• **Task directions**
All the records that follow need to be reproduced exactly. Omit the images.

══ Source material

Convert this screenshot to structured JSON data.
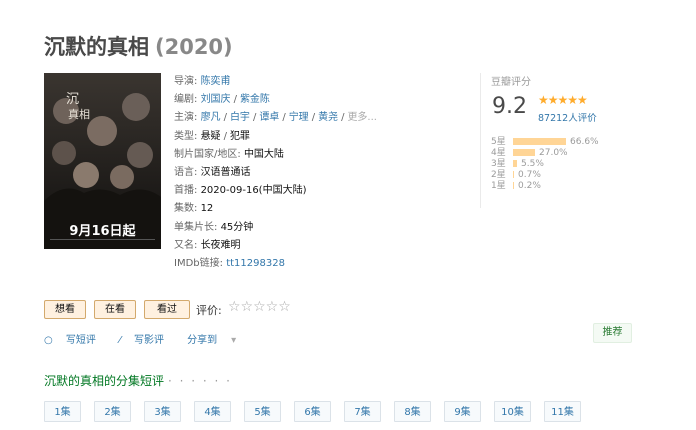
{
  "title": {
    "name": "沉默的真相",
    "year": "(2020)"
  },
  "poster": {
    "date_text": "9月16日起"
  },
  "info": {
    "director_label": "导演:",
    "director": "陈奕甫",
    "writer_label": "编剧:",
    "writers": [
      "刘国庆",
      "紫金陈"
    ],
    "cast_label": "主演:",
    "cast": [
      "廖凡",
      "白宇",
      "谭卓",
      "宁理",
      "黄尧"
    ],
    "cast_more": "更多...",
    "genre_label": "类型:",
    "genres": [
      "悬疑",
      "犯罪"
    ],
    "region_label": "制片国家/地区:",
    "region": "中国大陆",
    "language_label": "语言:",
    "language": "汉语普通话",
    "premiere_label": "首播:",
    "premiere": "2020-09-16(中国大陆)",
    "episodes_label": "集数:",
    "episodes": "12",
    "runtime_label": "单集片长:",
    "runtime": "45分钟",
    "aka_label": "又名:",
    "aka": "长夜难明",
    "imdb_label": "IMDb链接:",
    "imdb": "tt11298328"
  },
  "rating": {
    "label": "豆瓣评分",
    "score": "9.2",
    "stars": "★★★★★",
    "count": "87212人评价",
    "breakdown": [
      {
        "star": "5星",
        "percent": "66.6%",
        "value": 66.6
      },
      {
        "star": "4星",
        "percent": "27.0%",
        "value": 27.0
      },
      {
        "star": "3星",
        "percent": "5.5%",
        "value": 5.5
      },
      {
        "star": "2星",
        "percent": "0.7%",
        "value": 0.7
      },
      {
        "star": "1星",
        "percent": "0.2%",
        "value": 0.2
      }
    ]
  },
  "actions": {
    "want": "想看",
    "watching": "在看",
    "watched": "看过",
    "rate_label": "评价:",
    "rate_stars": "☆☆☆☆☆"
  },
  "links": {
    "short_review": "写短评",
    "review": "写影评",
    "share": "分享到"
  },
  "recommend": "推荐",
  "episode_section": {
    "title": "沉默的真相的分集短评",
    "dots": "· · · · · ·"
  },
  "episodes": [
    "1集",
    "2集",
    "3集",
    "4集",
    "5集",
    "6集",
    "7集",
    "8集",
    "9集",
    "10集",
    "11集"
  ]
}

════

• **Solution to this exercise**
Convert this screenshot to structured JSON data.
{
  "title": {
    "name": "沉默的真相",
    "year": "(2020)"
  },
  "poster": {
    "date_text": "9月16日起"
  },
  "info": {
    "director_label": "导演:",
    "director": "陈奕甫",
    "writer_label": "编剧:",
    "writers": [
      "刘国庆",
      "紫金陈"
    ],
    "cast_label": "主演:",
    "cast": [
      "廖凡",
      "白宇",
      "谭卓",
      "宁理",
      "黄尧"
    ],
    "cast_more": "更多...",
    "genre_label": "类型:",
    "genres": [
      "悬疑",
      "犯罪"
    ],
    "region_label": "制片国家/地区:",
    "region": "中国大陆",
    "language_label": "语言:",
    "language": "汉语普通话",
    "premiere_label": "首播:",
    "premiere": "2020-09-16(中国大陆)",
    "episodes_label": "集数:",
    "episodes": "12",
    "runtime_label": "单集片长:",
    "runtime": "45分钟",
    "aka_label": "又名:",
    "aka": "长夜难明",
    "imdb_label": "IMDb链接:",
    "imdb": "tt11298328"
  },
  "rating": {
    "label": "豆瓣评分",
    "score": "9.2",
    "stars": "★★★★★",
    "count": "87212人评价",
    "breakdown": [
      {
        "star": "5星",
        "percent": "66.6%",
        "value": 66.6
      },
      {
        "star": "4星",
        "percent": "27.0%",
        "value": 27.0
      },
      {
        "star": "3星",
        "percent": "5.5%",
        "value": 5.5
      },
      {
        "star": "2星",
        "percent": "0.7%",
        "value": 0.7
      },
      {
        "star": "1星",
        "percent": "0.2%",
        "value": 0.2
      }
    ]
  },
  "actions": {
    "want": "想看",
    "watching": "在看",
    "watched": "看过",
    "rate_label": "评价:",
    "rate_stars": "☆☆☆☆☆"
  },
  "links": {
    "short_review": "写短评",
    "review": "写影评",
    "share": "分享到"
  },
  "recommend": "推荐",
  "episode_section": {
    "title": "沉默的真相的分集短评",
    "dots": "· · · · · ·"
  },
  "episodes": [
    "1集",
    "2集",
    "3集",
    "4集",
    "5集",
    "6集",
    "7集",
    "8集",
    "9集",
    "10集",
    "11集"
  ]
}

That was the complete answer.